While others work through the stress of the hiring process, I get to enjoy all the excitement with little of the tension. Others do the hard work of searching out the best candidates and persuading them to take a look at our college. My task is to meet 20 or 25 bright applicants for the various openings at the college. These are invariably some of the most interesting, most idealistic graduates of the best educational institutions from around the world. My conversations with candidates touch on two topics. I ask them why they want to teach and they ask me what it is that makes Monmouth a special place. Both questions stimulate great conversations.
My confidence in the future is buoyed when bright young scholars explain their attraction to a job with long hours, taxing assignments and modest compensation. Because our search committees have already pre-selected those candidates who are suited for the Monmouth culture, everyone I meet is looking for an opportunity to change lives and through those lives enrich society. When we talk of changing lives, we don’t focus on converting conservatives to liberals or poor to rich. Instead, I hear from people who understand that they will have the opportunity to introduce our students to the joy of great ideas. Our job candidates look forward to helping students discover hidden talents. They talk with excitement about the rewards of listening to students articulate reasoned opinions. I enjoy knowing that a year from now our students will be learning from the very best of a group who will all become great teachers.
Most of the candidates I see will get multiple job offers, even in this environment that has many colleges freezing all hiring. So I answer carefully when they ask what makes Monmouth special. It is a careful answer, but also an easy one, and one that will resonate with the idealism of our best candidates. Ours is a college that takes very good students and makes them even better. Ours is a college that knows that it is very good and is working relentlessly to become even better. Professors who come to Monmouth, I assure them, will have the daily reward of knowing that they are helping students become better learners and ultimately better citizens.
We all know that it is hard to work with a student who doesn’t already have basic skills. But it is even harder to work with one who believes that he or she already has sufficient skills and is expecting to get a degree without working remarkably hard. Likewise, few job candidates are looking for a college that doesn’t already have some remarkable programs. But at the same time, the best candidates, I think, are those who are looking for that college that will ask its faculty to work remarkably hard to make themselves, and by extension, our college even better.

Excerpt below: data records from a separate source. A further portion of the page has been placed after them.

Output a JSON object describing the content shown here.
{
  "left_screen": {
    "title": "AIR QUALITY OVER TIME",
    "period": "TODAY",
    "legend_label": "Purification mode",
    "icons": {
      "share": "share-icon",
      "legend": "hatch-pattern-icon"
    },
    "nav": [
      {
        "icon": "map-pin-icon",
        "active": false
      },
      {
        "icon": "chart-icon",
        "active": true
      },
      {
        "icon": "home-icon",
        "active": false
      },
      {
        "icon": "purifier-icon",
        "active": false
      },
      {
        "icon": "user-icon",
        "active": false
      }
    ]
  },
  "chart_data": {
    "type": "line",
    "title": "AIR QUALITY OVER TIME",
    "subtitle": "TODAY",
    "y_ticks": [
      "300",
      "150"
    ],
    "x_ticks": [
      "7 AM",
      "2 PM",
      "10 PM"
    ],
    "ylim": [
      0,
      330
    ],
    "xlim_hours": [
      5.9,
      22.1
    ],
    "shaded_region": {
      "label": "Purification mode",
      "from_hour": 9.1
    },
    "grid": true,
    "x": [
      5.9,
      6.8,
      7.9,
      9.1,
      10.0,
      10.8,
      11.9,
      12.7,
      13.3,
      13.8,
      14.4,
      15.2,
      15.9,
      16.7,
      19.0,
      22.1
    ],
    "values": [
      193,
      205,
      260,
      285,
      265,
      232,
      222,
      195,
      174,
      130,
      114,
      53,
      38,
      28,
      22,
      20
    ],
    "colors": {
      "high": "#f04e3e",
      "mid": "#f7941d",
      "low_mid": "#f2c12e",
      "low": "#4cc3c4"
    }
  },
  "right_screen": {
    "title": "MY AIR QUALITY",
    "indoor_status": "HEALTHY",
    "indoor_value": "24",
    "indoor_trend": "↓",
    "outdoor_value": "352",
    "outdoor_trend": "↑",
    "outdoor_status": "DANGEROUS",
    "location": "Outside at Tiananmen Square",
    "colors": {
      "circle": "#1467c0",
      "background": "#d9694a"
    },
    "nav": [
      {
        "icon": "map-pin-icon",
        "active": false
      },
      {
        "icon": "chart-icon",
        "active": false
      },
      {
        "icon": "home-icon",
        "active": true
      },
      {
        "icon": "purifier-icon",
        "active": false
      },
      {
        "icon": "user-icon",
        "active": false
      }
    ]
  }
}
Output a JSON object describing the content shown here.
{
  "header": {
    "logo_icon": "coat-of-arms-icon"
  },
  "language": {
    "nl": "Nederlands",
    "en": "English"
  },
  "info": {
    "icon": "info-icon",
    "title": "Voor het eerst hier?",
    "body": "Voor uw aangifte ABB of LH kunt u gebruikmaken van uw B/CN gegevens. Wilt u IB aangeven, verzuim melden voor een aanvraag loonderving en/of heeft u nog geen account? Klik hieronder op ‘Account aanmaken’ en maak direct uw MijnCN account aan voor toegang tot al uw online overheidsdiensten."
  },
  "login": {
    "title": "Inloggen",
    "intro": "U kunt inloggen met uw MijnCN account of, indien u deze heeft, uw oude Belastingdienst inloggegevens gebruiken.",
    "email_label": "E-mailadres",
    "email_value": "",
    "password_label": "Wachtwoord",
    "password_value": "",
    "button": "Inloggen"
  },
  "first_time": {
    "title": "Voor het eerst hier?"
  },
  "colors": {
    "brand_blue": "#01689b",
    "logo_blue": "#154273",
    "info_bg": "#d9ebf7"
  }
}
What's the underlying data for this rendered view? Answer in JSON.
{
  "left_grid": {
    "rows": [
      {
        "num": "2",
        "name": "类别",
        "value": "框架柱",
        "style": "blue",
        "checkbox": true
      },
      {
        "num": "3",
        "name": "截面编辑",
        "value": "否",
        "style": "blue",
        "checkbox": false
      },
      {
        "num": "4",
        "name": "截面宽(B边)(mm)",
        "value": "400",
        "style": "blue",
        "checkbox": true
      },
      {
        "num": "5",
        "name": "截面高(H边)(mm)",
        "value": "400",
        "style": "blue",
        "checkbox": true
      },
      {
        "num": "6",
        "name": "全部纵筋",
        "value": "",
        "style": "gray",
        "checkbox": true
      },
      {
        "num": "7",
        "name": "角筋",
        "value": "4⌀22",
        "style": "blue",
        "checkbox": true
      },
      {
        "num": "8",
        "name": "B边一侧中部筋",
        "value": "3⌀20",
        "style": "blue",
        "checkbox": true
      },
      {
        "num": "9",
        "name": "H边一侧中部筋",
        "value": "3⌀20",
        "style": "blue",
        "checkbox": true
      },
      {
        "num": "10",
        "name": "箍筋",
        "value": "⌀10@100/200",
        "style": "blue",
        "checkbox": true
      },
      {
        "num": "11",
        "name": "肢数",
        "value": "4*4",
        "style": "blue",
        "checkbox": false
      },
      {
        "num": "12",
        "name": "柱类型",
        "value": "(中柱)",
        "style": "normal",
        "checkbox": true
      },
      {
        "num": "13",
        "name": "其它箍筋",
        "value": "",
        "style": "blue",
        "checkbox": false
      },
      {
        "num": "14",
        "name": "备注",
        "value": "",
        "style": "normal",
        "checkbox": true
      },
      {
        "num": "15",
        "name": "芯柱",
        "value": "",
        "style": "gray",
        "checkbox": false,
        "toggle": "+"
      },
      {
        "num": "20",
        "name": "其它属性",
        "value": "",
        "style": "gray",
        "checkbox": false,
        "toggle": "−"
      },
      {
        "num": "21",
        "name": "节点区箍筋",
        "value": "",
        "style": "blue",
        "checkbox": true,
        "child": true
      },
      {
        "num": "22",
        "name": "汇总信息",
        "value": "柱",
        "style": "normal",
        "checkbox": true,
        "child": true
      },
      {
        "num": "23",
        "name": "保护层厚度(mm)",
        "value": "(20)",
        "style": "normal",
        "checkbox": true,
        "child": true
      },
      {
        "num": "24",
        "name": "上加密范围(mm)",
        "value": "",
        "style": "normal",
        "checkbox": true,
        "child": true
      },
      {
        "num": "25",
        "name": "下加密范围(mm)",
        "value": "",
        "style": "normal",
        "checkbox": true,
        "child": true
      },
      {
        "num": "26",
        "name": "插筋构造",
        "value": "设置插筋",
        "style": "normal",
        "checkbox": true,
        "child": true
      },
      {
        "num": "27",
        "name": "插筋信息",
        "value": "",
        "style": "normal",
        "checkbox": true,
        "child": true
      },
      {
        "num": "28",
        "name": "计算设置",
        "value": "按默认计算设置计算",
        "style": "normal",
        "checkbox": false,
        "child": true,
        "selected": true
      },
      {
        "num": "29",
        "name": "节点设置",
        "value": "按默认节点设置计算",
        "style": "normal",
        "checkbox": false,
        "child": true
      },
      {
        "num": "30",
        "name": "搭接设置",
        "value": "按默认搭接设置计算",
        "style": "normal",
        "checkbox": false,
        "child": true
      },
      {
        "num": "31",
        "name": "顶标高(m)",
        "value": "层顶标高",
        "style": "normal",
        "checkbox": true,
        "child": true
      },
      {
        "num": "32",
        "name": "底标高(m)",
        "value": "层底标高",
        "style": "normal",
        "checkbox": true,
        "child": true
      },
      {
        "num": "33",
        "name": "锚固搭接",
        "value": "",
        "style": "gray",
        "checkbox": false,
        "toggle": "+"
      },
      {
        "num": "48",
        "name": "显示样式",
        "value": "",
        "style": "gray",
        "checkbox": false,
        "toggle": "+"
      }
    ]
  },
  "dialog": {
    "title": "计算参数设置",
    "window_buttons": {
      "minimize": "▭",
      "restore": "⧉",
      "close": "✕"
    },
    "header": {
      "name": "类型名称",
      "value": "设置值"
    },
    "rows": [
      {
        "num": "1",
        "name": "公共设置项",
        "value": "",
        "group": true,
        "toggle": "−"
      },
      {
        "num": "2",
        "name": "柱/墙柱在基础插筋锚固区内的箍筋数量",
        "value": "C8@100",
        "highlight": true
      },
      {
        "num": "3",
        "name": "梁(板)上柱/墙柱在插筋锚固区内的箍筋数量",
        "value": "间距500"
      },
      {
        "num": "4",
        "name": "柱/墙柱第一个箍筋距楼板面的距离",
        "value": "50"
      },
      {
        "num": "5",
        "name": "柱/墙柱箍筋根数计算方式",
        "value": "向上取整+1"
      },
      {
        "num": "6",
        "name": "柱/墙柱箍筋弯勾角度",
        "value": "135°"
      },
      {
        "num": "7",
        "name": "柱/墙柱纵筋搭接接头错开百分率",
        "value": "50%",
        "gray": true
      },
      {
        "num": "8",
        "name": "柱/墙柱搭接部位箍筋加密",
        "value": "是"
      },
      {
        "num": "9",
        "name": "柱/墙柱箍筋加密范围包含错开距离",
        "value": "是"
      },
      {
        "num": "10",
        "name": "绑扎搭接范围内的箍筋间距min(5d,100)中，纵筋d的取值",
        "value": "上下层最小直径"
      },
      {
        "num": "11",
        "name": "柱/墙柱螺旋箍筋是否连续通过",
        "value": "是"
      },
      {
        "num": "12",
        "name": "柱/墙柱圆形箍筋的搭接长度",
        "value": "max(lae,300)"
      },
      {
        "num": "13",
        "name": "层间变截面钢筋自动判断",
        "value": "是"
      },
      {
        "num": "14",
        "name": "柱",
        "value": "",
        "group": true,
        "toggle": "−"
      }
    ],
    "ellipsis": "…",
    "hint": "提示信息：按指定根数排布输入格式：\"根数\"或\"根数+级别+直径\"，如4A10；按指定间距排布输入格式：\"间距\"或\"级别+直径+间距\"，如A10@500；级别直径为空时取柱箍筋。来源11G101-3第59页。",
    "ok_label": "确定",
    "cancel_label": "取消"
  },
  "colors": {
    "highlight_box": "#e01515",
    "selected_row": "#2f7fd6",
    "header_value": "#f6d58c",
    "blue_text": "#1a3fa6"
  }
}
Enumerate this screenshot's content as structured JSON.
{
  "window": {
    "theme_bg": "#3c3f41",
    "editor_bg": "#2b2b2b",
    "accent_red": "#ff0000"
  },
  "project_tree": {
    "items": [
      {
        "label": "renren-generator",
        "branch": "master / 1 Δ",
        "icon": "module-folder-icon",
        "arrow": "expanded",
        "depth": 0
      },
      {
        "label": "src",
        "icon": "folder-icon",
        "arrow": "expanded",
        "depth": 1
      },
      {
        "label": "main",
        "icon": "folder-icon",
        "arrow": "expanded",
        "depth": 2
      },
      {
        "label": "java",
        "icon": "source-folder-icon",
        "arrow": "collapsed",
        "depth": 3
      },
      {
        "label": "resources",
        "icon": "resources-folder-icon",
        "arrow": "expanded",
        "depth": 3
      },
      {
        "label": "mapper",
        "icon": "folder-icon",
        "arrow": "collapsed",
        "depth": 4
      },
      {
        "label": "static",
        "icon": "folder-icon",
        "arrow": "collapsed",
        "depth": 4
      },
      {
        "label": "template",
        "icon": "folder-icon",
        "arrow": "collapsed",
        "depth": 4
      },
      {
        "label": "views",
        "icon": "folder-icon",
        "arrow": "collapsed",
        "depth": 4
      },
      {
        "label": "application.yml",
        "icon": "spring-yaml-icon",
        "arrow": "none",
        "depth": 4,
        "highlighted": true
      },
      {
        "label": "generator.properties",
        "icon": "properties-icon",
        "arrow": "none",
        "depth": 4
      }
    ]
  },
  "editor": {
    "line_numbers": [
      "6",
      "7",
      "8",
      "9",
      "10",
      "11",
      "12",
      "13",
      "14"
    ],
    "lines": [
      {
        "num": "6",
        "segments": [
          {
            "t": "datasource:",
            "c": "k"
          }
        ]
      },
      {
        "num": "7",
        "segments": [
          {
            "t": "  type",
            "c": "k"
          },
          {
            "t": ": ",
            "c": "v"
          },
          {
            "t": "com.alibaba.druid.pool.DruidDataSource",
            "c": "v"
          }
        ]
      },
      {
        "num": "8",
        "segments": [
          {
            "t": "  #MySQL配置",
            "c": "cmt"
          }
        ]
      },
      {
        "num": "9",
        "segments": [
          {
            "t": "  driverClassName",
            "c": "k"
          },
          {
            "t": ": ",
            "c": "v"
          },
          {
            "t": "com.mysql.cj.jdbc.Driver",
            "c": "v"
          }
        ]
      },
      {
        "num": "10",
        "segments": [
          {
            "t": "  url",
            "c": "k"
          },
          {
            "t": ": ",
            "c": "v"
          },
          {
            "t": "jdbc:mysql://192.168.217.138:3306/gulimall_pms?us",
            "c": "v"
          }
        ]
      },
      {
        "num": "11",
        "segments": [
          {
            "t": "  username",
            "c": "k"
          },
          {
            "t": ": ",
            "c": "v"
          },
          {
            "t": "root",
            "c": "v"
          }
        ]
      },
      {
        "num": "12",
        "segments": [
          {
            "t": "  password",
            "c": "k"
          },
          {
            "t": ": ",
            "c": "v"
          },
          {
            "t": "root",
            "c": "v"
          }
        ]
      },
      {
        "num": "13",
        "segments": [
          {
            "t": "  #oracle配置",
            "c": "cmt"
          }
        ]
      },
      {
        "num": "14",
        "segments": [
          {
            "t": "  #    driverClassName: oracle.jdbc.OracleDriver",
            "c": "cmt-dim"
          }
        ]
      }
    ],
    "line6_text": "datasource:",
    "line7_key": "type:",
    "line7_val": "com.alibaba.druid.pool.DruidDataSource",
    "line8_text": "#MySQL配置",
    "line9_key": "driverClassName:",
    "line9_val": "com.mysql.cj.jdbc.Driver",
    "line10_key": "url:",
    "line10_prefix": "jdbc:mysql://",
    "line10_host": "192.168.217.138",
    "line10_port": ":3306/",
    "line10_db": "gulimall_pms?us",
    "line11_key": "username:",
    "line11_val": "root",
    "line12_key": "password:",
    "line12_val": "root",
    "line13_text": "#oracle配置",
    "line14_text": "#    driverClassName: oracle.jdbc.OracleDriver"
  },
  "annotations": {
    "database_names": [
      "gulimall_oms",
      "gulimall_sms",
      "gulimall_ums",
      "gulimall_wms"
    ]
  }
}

That is exactly what we have to offer and why I am confident that again this year we will have one of the best classes of new faculty of any college in the country.